- Combe, George (1819), Essays on Phrenology: or, an Inquiry Into the Principles and Utility of the System of Drs. Gall and Spurzheim, and Into the Objections Made Against It, Edinburgh: Bell & Bradfute, https://archive.org/details/essaysonphrenolo00combiala
- Dewhurst, Henry William (1831), A Guide to Human and Comparative Phrenology: With Observations on the National Varieties of the Cranium, and a Description of Drs. Gall and Spurzheim's Method of Dissecting the Human Brain, London: W. Strange, https://archive.org/details/guidetohumancomp00dewh

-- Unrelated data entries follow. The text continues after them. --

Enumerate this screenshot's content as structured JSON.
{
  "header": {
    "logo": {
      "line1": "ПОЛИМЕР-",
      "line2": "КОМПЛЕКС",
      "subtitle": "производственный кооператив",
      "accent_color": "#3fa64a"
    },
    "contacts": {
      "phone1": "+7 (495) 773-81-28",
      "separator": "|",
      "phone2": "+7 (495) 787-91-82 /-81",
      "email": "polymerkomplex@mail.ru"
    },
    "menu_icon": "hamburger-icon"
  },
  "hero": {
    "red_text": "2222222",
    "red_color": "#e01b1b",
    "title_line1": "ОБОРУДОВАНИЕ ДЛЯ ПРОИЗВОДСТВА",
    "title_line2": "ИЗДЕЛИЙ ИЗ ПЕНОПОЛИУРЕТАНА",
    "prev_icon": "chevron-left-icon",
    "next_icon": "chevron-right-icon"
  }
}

- Manual of Phrenology: Being an Analytical Summary of the System of Doctor Gall, on the Faculties of Man and the Functions of the Brain, Philadelphia: Carey, Lea & Blanchard, 1835, https://archive.org/details/manualofphrenolo00philuoft
- The Psycograph, an automated phrenological measuring device